Every record is to be printed exactly as it appears.
───── Material supplied
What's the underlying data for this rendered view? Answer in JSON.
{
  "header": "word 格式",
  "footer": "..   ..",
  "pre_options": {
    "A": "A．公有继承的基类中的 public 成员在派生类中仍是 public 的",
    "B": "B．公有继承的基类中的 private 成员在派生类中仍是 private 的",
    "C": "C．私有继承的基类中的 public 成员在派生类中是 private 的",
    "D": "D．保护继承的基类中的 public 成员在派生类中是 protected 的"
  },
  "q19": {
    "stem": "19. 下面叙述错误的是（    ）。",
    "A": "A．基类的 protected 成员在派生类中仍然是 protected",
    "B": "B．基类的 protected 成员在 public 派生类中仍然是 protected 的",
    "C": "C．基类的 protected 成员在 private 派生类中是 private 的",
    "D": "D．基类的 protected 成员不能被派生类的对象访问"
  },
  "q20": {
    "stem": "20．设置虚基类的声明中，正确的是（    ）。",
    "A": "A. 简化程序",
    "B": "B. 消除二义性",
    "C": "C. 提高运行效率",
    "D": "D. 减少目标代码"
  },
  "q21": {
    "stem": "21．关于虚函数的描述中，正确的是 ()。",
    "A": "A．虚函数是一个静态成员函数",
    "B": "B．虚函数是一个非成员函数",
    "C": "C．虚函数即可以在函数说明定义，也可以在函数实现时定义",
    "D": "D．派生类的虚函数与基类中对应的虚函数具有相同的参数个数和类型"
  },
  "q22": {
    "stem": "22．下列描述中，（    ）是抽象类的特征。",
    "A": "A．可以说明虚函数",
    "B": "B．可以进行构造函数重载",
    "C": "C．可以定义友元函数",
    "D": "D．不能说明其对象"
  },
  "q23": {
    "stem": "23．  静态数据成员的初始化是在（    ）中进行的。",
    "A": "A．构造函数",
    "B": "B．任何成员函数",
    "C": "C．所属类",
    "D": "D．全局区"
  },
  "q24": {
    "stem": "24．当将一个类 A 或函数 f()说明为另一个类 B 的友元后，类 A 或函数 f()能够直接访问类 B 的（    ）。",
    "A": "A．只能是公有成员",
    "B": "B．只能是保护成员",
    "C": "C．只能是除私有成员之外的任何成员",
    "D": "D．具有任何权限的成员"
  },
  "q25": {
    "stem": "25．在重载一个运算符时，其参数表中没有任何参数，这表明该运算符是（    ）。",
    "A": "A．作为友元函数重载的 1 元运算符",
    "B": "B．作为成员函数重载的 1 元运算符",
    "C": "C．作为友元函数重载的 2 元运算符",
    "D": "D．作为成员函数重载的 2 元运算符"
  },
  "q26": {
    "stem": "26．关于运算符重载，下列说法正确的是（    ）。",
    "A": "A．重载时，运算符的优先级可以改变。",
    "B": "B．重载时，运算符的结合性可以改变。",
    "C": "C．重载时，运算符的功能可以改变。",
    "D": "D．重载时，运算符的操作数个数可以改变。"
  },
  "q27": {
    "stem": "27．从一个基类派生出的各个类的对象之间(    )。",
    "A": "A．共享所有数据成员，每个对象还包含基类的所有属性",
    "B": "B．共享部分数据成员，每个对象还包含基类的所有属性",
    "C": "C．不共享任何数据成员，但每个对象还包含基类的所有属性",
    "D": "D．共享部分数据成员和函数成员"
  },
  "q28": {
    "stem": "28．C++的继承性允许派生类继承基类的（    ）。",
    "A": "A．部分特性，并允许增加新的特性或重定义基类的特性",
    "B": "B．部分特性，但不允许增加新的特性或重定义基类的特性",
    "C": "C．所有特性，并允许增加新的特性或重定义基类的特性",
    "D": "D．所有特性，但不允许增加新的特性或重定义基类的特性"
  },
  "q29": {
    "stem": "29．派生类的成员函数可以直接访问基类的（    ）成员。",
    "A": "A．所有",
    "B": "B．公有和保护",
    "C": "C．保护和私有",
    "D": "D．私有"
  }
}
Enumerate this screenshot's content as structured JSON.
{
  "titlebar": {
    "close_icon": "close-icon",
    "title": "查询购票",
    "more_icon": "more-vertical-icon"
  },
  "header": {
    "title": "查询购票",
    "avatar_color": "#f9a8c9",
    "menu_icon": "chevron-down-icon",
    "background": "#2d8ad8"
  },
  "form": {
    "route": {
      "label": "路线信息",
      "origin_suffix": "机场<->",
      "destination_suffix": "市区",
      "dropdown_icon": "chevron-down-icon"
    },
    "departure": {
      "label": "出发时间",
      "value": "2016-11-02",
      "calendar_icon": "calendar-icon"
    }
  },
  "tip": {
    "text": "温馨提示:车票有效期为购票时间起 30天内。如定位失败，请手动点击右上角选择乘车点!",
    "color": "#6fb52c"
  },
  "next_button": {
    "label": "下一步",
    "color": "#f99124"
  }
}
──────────
[Response below]:
What's the underlying data for this rendered view? Answer in JSON.
{
  "header": "word 格式",
  "footer": "..   ..",
  "pre_options": {
    "A": "A．公有继承的基类中的 public 成员在派生类中仍是 public 的",
    "B": "B．公有继承的基类中的 private 成员在派生类中仍是 private 的",
    "C": "C．私有继承的基类中的 public 成员在派生类中是 private 的",
    "D": "D．保护继承的基类中的 public 成员在派生类中是 protected 的"
  },
  "q19": {
    "stem": "19. 下面叙述错误的是（    ）。",
    "A": "A．基类的 protected 成员在派生类中仍然是 protected",
    "B": "B．基类的 protected 成员在 public 派生类中仍然是 protected 的",
    "C": "C．基类的 protected 成员在 private 派生类中是 private 的",
    "D": "D．基类的 protected 成员不能被派生类的对象访问"
  },
  "q20": {
    "stem": "20．设置虚基类的声明中，正确的是（    ）。",
    "A": "A. 简化程序",
    "B": "B. 消除二义性",
    "C": "C. 提高运行效率",
    "D": "D. 减少目标代码"
  },
  "q21": {
    "stem": "21．关于虚函数的描述中，正确的是 ()。",
    "A": "A．虚函数是一个静态成员函数",
    "B": "B．虚函数是一个非成员函数",
    "C": "C．虚函数即可以在函数说明定义，也可以在函数实现时定义",
    "D": "D．派生类的虚函数与基类中对应的虚函数具有相同的参数个数和类型"
  },
  "q22": {
    "stem": "22．下列描述中，（    ）是抽象类的特征。",
    "A": "A．可以说明虚函数",
    "B": "B．可以进行构造函数重载",
    "C": "C．可以定义友元函数",
    "D": "D．不能说明其对象"
  },
  "q23": {
    "stem": "23．  静态数据成员的初始化是在（    ）中进行的。",
    "A": "A．构造函数",
    "B": "B．任何成员函数",
    "C": "C．所属类",
    "D": "D．全局区"
  },
  "q24": {
    "stem": "24．当将一个类 A 或函数 f()说明为另一个类 B 的友元后，类 A 或函数 f()能够直接访问类 B 的（    ）。",
    "A": "A．只能是公有成员",
    "B": "B．只能是保护成员",
    "C": "C．只能是除私有成员之外的任何成员",
    "D": "D．具有任何权限的成员"
  },
  "q25": {
    "stem": "25．在重载一个运算符时，其参数表中没有任何参数，这表明该运算符是（    ）。",
    "A": "A．作为友元函数重载的 1 元运算符",
    "B": "B．作为成员函数重载的 1 元运算符",
    "C": "C．作为友元函数重载的 2 元运算符",
    "D": "D．作为成员函数重载的 2 元运算符"
  },
  "q26": {
    "stem": "26．关于运算符重载，下列说法正确的是（    ）。",
    "A": "A．重载时，运算符的优先级可以改变。",
    "B": "B．重载时，运算符的结合性可以改变。",
    "C": "C．重载时，运算符的功能可以改变。",
    "D": "D．重载时，运算符的操作数个数可以改变。"
  },
  "q27": {
    "stem": "27．从一个基类派生出的各个类的对象之间(    )。",
    "A": "A．共享所有数据成员，每个对象还包含基类的所有属性",
    "B": "B．共享部分数据成员，每个对象还包含基类的所有属性",
    "C": "C．不共享任何数据成员，但每个对象还包含基类的所有属性",
    "D": "D．共享部分数据成员和函数成员"
  },
  "q28": {
    "stem": "28．C++的继承性允许派生类继承基类的（    ）。",
    "A": "A．部分特性，并允许增加新的特性或重定义基类的特性",
    "B": "B．部分特性，但不允许增加新的特性或重定义基类的特性",
    "C": "C．所有特性，并允许增加新的特性或重定义基类的特性",
    "D": "D．所有特性，但不允许增加新的特性或重定义基类的特性"
  },
  "q29": {
    "stem": "29．派生类的成员函数可以直接访问基类的（    ）成员。",
    "A": "A．所有",
    "B": "B．公有和保护",
    "C": "C．保护和私有",
    "D": "D．私有"
  }
}
Enumerate this screenshot's content as structured JSON.
{
  "titlebar": {
    "close_icon": "close-icon",
    "title": "查询购票",
    "more_icon": "more-vertical-icon"
  },
  "header": {
    "title": "查询购票",
    "avatar_color": "#f9a8c9",
    "menu_icon": "chevron-down-icon",
    "background": "#2d8ad8"
  },
  "form": {
    "route": {
      "label": "路线信息",
      "origin_suffix": "机场<->",
      "destination_suffix": "市区",
      "dropdown_icon": "chevron-down-icon"
    },
    "departure": {
      "label": "出发时间",
      "value": "2016-11-02",
      "calendar_icon": "calendar-icon"
    }
  },
  "tip": {
    "text": "温馨提示:车票有效期为购票时间起 30天内。如定位失败，请手动点击右上角选择乘车点!",
    "color": "#6fb52c"
  },
  "next_button": {
    "label": "下一步",
    "color": "#f99124"
  }
}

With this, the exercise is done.